5. A panel of experts and civil society leaders has been convened to ensure all South African children can read by 2030. The panel, established by former deputy president Phumzile Mlambo-Ngcuka, was formed in response to “the dire need to improve reading outcomes among South Africa’s foundation phase (grades 1 to 3) school children”. The web page of the initiative can be accessed at

The panel comprises a list of impressive and prominent names. The 19 respected individuals, from a range of backgrounds, have the experience and expertise to help shed light on what is needed to improve literacy in South Africa. They include Archbishop Thabo Makgoba, Professor Njabulo Ndebele, Elinor Sisulu, Professor Michael Sachs and Bobby Godsell.

The panel said it would provide long-term apolitical leadership to improve reading and maths at South African schools. “The panel’s goal is to review whether or not South Africa is on track to reach the 2030 goal, and what needs to change to ensure we do get there. That includes reviewing government plans and spending priorities to determine whether there is sufficient attention and resources allocated to this critical issue,” it said.

6. President Cyril Ramaphosa and Minister Motshekga have stated that reading is a priority.

Symbolic policies: By contrast, almost all the policies that have been introduced to improve reading outcomes can best be described as symbolic or slogans, that is, ones that are announced but lack planning or funding. Reviewing the Basic Education Budget Vote and speeches from 2017 to 2021 reveal that there are some examples of reading initiatives that are mentioned: (a) the Read to Lead Campaign, (b) the Drop All and Read Campaign, (c) the 1000 School Libraries Campaign, (d) the Book Flood Campaign, (e) Reading Clubs, (f) Spelling Bees, (g) Early Grade Reading Assessment Training, (e) the President’s Reading Circle. In each case, there are no meaningful budgets attached to the realisation of the goal, that is, no budget to fund the libraries or the books children might read.

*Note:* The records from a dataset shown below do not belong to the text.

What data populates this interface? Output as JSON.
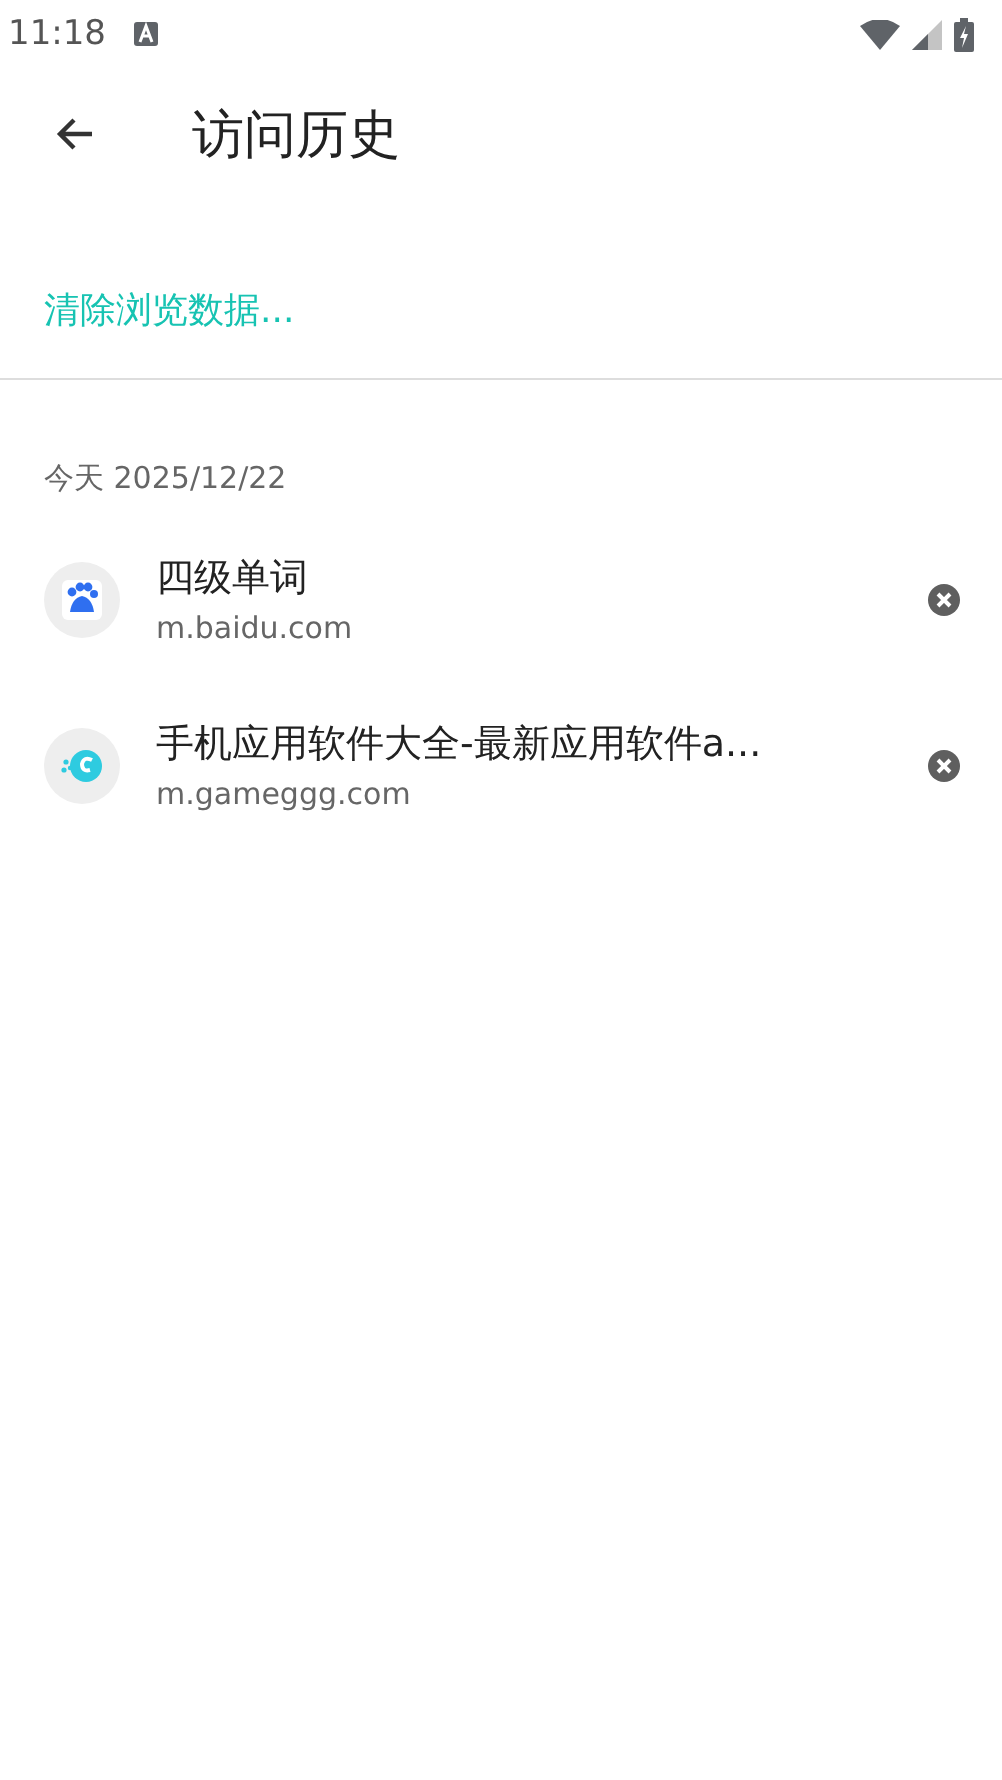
{
  "status_bar": {
    "time": "11:18"
  },
  "header": {
    "title": "访问历史"
  },
  "clear_link": "清除浏览数据...",
  "section": {
    "date_label": "今天 2025/12/22",
    "items": [
      {
        "kind": "paw",
        "title": "四级单词",
        "url": "m.baidu.com"
      },
      {
        "kind": "swirl",
        "title": "手机应用软件大全-最新应用软件a...",
        "url": "m.gameggg.com"
      }
    ]
  }
}
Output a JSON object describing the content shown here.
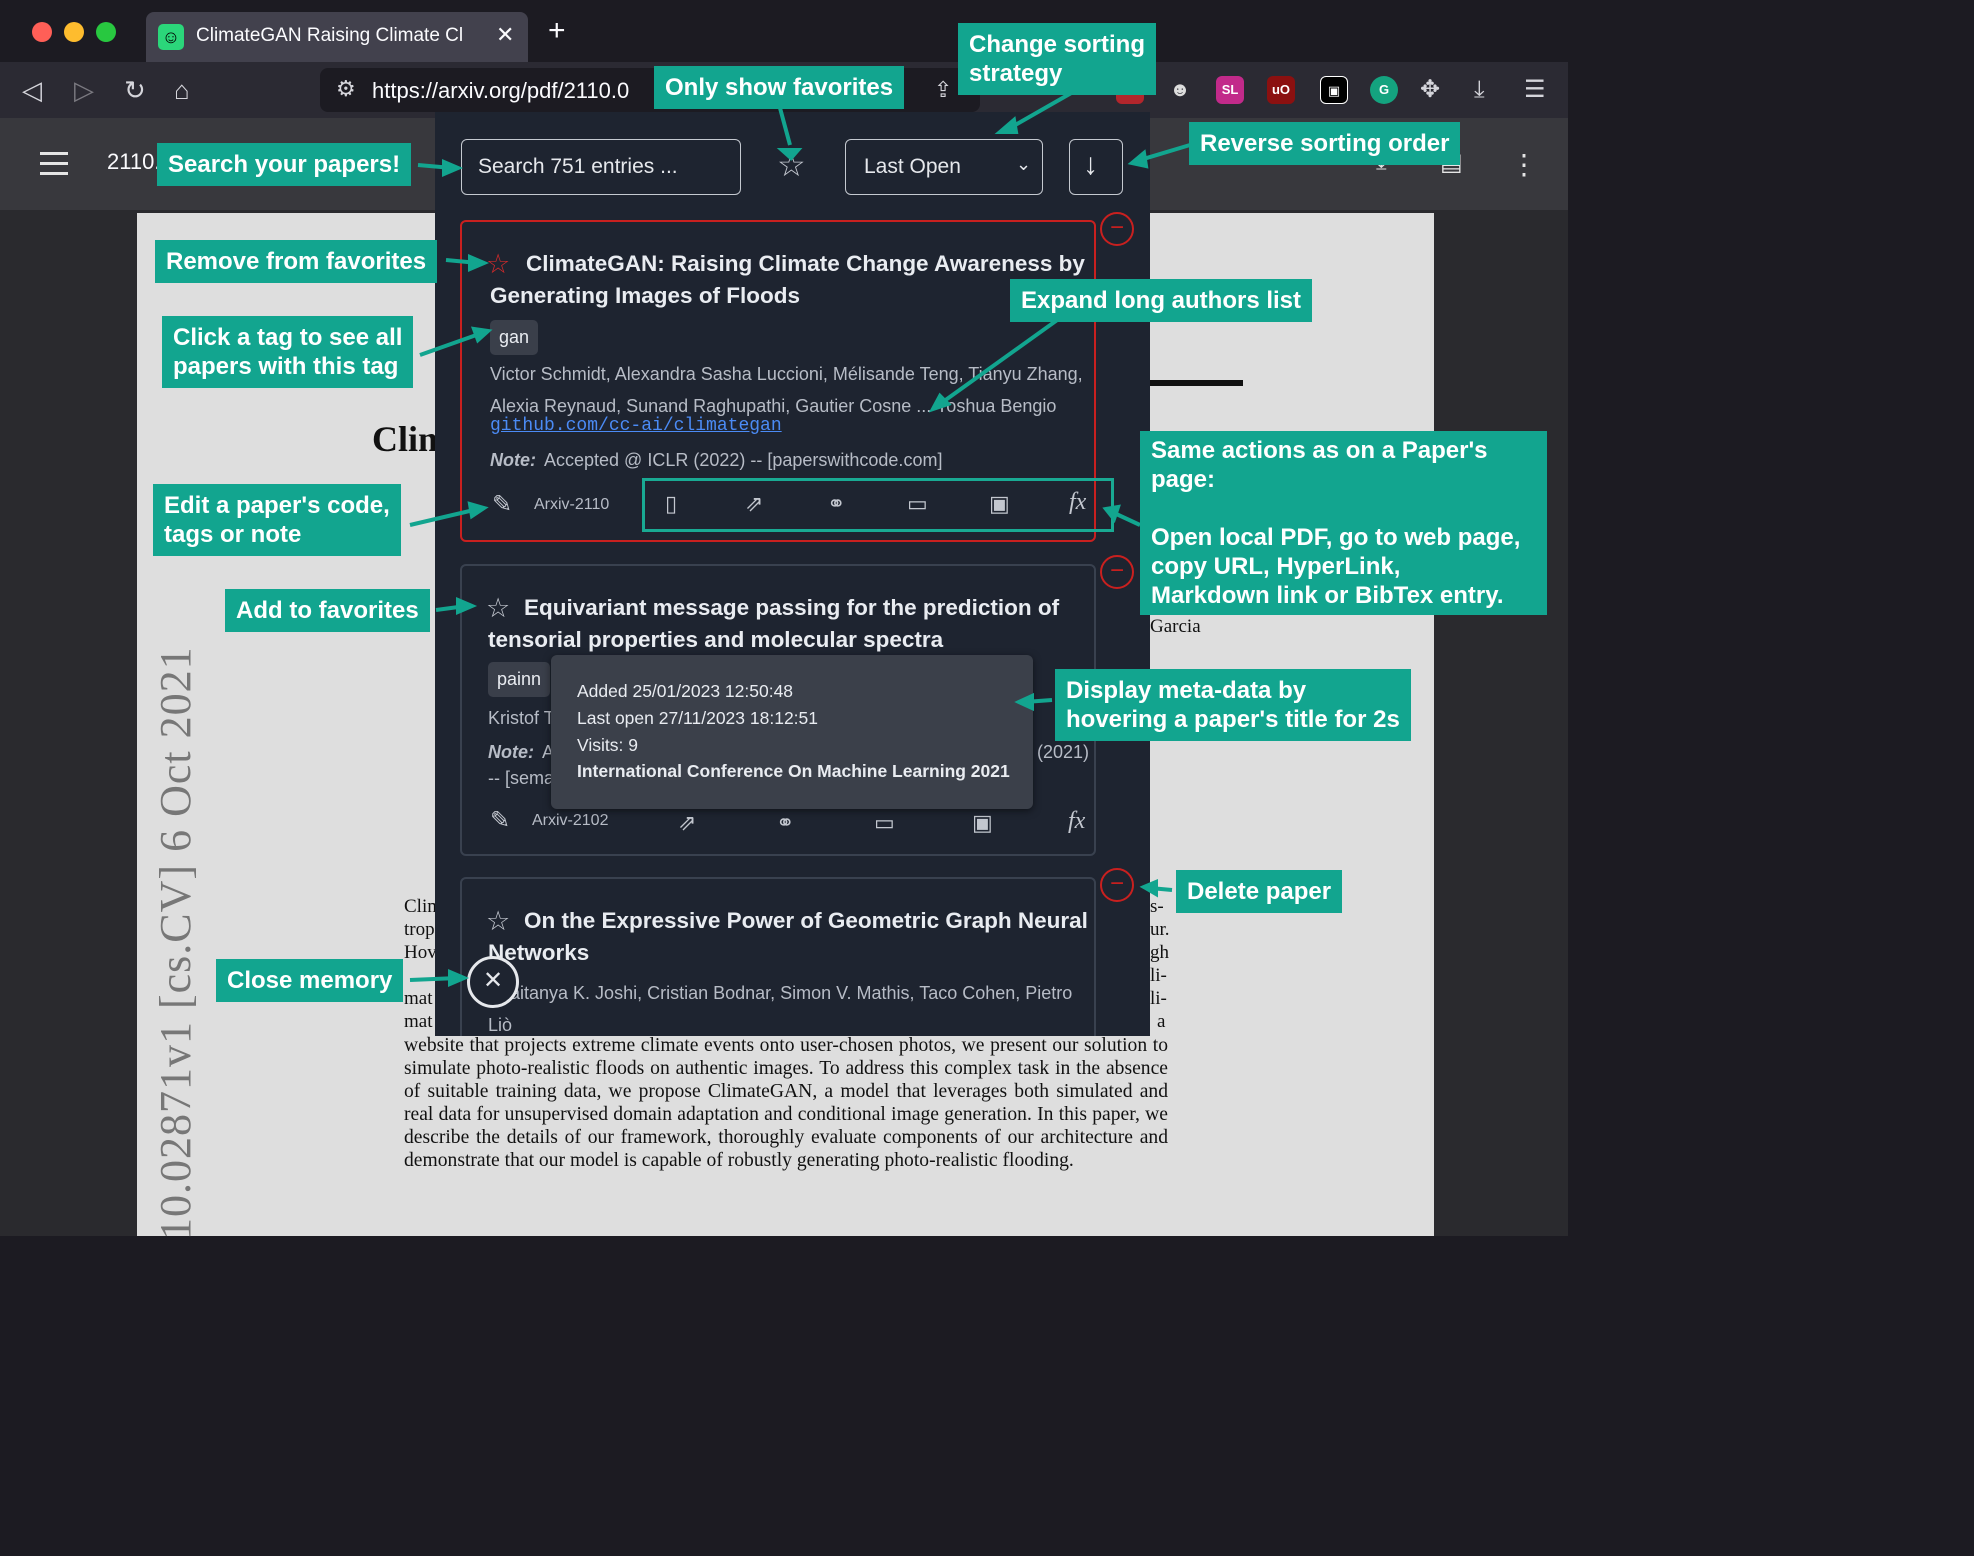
{
  "browser": {
    "tab_title": "ClimateGAN Raising Climate Cl",
    "tab_favicon": "☺",
    "url": "https://arxiv.org/pdf/2110.0",
    "extensions": [
      "SL",
      "uO",
      "G"
    ]
  },
  "pdf_viewer": {
    "doc_id": "2110.",
    "side_label": "10.02871v1   [cs.CV]   6 Oct 2021",
    "title_fragment": "Clim",
    "author_fragment": "Garcia",
    "abstract_fragments": [
      "Clim",
      "trop",
      "Hov",
      "mat",
      "mat",
      "s-",
      "ur.",
      "gh",
      "li-",
      "li-",
      "a"
    ],
    "abstract_lines": "website that projects extreme climate events onto user-chosen photos, we present our solution to simulate photo-realistic floods on authentic images. To address this complex task in the absence of suitable training data, we propose ClimateGAN, a model that leverages both simulated and real data for unsupervised domain adaptation and conditional image generation. In this paper, we describe the details of our framework, thoroughly evaluate components of our architecture and demonstrate that our model is capable of robustly generating photo-realistic flooding."
  },
  "memory": {
    "search_placeholder": "Search 751 entries ...",
    "sort_value": "Last Open",
    "papers": [
      {
        "title": "ClimateGAN: Raising Climate Change Awareness by Generating Images of Floods",
        "tag": "gan",
        "authors": "Victor Schmidt, Alexandra Sasha Luccioni, Mélisande Teng, Tianyu Zhang, Alexia Reynaud, Sunand Raghupathi, Gautier Cosne ... Yoshua Bengio",
        "link": "github.com/cc-ai/climategan",
        "note_label": "Note:",
        "note": "Accepted @ ICLR (2022) -- [paperswithcode.com]",
        "code": "Arxiv-2110",
        "favorite": true
      },
      {
        "title": "Equivariant message passing for the prediction of tensorial properties and molecular spectra",
        "tag": "painn",
        "authors_fragment": "Kristof T",
        "note_label": "Note:",
        "note_fragment": "A",
        "note_tail": "(2021)",
        "note_line2": "-- [sema",
        "code": "Arxiv-2102",
        "favorite": false
      },
      {
        "title": "On the Expressive Power of Geometric Graph Neural Networks",
        "authors": "aitanya K. Joshi, Cristian Bodnar, Simon V. Mathis, Taco Cohen, Pietro Liò",
        "favorite": false
      }
    ],
    "tooltip": {
      "added": "Added 25/01/2023 12:50:48",
      "last_open": "Last open 27/11/2023 18:12:51",
      "visits": "Visits: 9",
      "venue": "International Conference On Machine Learning 2021"
    },
    "icons": {
      "favorite_on": "star-filled-red-icon",
      "favorite_off": "star-outline-icon",
      "code": "edit-code-icon",
      "actions": [
        "open-local-pdf-icon",
        "open-web-page-icon",
        "copy-url-icon",
        "hyperlink-icon",
        "markdown-link-icon",
        "bibtex-icon"
      ]
    }
  },
  "callouts": {
    "only_favorites": "Only show favorites",
    "change_sorting": "Change sorting\nstrategy",
    "search": "Search your papers!",
    "reverse": "Reverse sorting order",
    "remove_fav": "Remove from favorites",
    "click_tag": "Click a tag to see all\npapers with this tag",
    "expand_authors": "Expand long authors list",
    "same_actions": "Same actions as on a Paper's\npage:\n\nOpen local PDF, go to web page,\ncopy URL, HyperLink,\nMarkdown link or BibTex entry.",
    "edit_code": "Edit a paper's code,\ntags or note",
    "add_fav": "Add to favorites",
    "metadata": "Display meta-data by\nhovering a paper's title for 2s",
    "delete": "Delete paper",
    "close_memory": "Close memory"
  },
  "colors": {
    "callout_bg": "#12a58f",
    "popup_bg": "#1e2430",
    "delete_red": "#c9201f",
    "link_blue": "#4b8bf5"
  }
}
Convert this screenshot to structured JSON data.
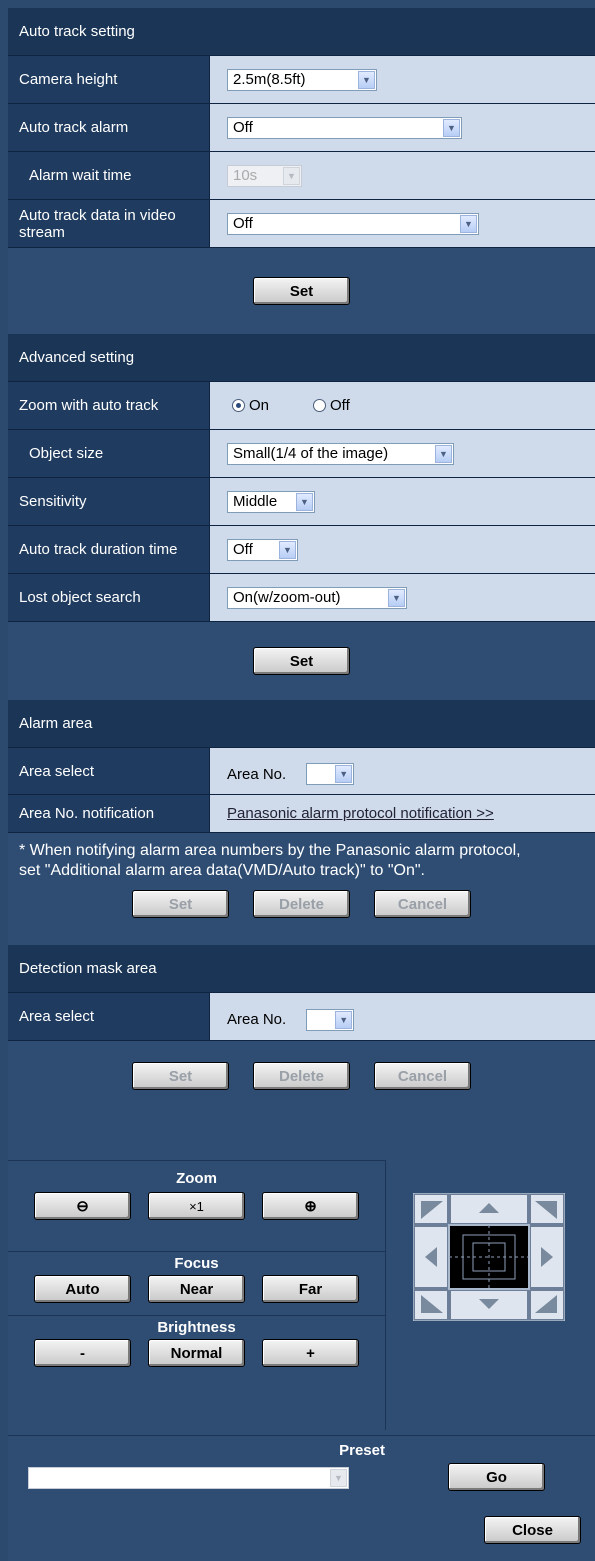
{
  "auto_track": {
    "header": "Auto track setting",
    "camera_height": {
      "label": "Camera height",
      "value": "2.5m(8.5ft)"
    },
    "alarm": {
      "label": "Auto track alarm",
      "value": "Off"
    },
    "alarm_wait": {
      "label": "Alarm wait time",
      "value": "10s"
    },
    "data_in_stream": {
      "label": "Auto track data in video stream",
      "value": "Off"
    },
    "set_label": "Set"
  },
  "advanced": {
    "header": "Advanced setting",
    "zoom": {
      "label": "Zoom with auto track",
      "on_label": "On",
      "off_label": "Off",
      "selected": "On"
    },
    "object_size": {
      "label": "Object size",
      "value": "Small(1/4 of the image)"
    },
    "sensitivity": {
      "label": "Sensitivity",
      "value": "Middle"
    },
    "duration": {
      "label": "Auto track duration time",
      "value": "Off"
    },
    "lost_search": {
      "label": "Lost object search",
      "value": "On(w/zoom-out)"
    },
    "set_label": "Set"
  },
  "alarm_area": {
    "header": "Alarm area",
    "area_select_label": "Area select",
    "area_no_label": "Area No.",
    "notification_label": "Area No. notification",
    "notification_link": "Panasonic alarm protocol notification >>",
    "note_line1": "* When notifying alarm area numbers by the Panasonic alarm protocol,",
    "note_line2": "set \"Additional alarm area data(VMD/Auto track)\" to \"On\".",
    "set_label": "Set",
    "delete_label": "Delete",
    "cancel_label": "Cancel"
  },
  "mask_area": {
    "header": "Detection mask area",
    "area_select_label": "Area select",
    "area_no_label": "Area No.",
    "set_label": "Set",
    "delete_label": "Delete",
    "cancel_label": "Cancel"
  },
  "controls": {
    "zoom_title": "Zoom",
    "zoom_x1": "×1",
    "focus_title": "Focus",
    "focus_auto": "Auto",
    "focus_near": "Near",
    "focus_far": "Far",
    "brightness_title": "Brightness",
    "brightness_minus": "-",
    "brightness_normal": "Normal",
    "brightness_plus": "+"
  },
  "preset": {
    "title": "Preset",
    "value": "",
    "go_label": "Go"
  },
  "close_label": "Close",
  "colors": {
    "panel": "#2f4d73",
    "header": "#1a3556",
    "label_cell": "#1f3b5f",
    "value_cell": "#cfdbea"
  }
}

A good example of a lack of planning and balancing of priorities is former president Jacob Zuma’s announcement of free tertiary funding. Between 2019 and 2022, the National Student Financial Aid Scheme disbursed R123 billion worth of loans for 2 918 624 beneficiaries. How can a country score so low in the world when it comes to reading for meaning at Grade 4 level yet spend this extraordinary amount on tertiary studies?

Zama Mthombeni, the chief researcher in the Human Sciences Research Council of South Africa’s Equitable Education and Economies division, stated in a study: “Theoretical ideas of bridging inequalities and alleviating poverty with subsidised education need to be upheld and supported by systematic research and data. Through rigorous qualitative content analysis grounded in scholarly literature, this research not only advances academic understanding, but also serves as a valuable resource for shaping future educational policies that are equitable, sustainable, and supportive of societal progress.”

Some political parties have called for Motshekga’s dismissal, stating that she was continuously failing generations of learners and in the 14 years she has been minister, there had been massive regression and little progress.

Much greater focus must be placed on ensuring that learners’ foundational knowledge is solid. It is time the department ensured that teachers become experts at teaching their subjects and that they have all the resources necessary to ensure learners’ success through a catch-up plan, budget for reading and vigorous implementation in all languages to improve reading for meaning and quality education.

7. There is, however, a serious development that does not augur well for the near time future.

Once the elections are a thing of the past, voters must insist that politicians value our children as much as we, the parents, do. Most parents give their all for their children. Our school system must not fail them. We cannot afford another day nor speak of decades of talk and no action.

* Kruger is an independent analyst.

** The views expressed herein are not necessarily those of Personal Finance or Independent Newspapers.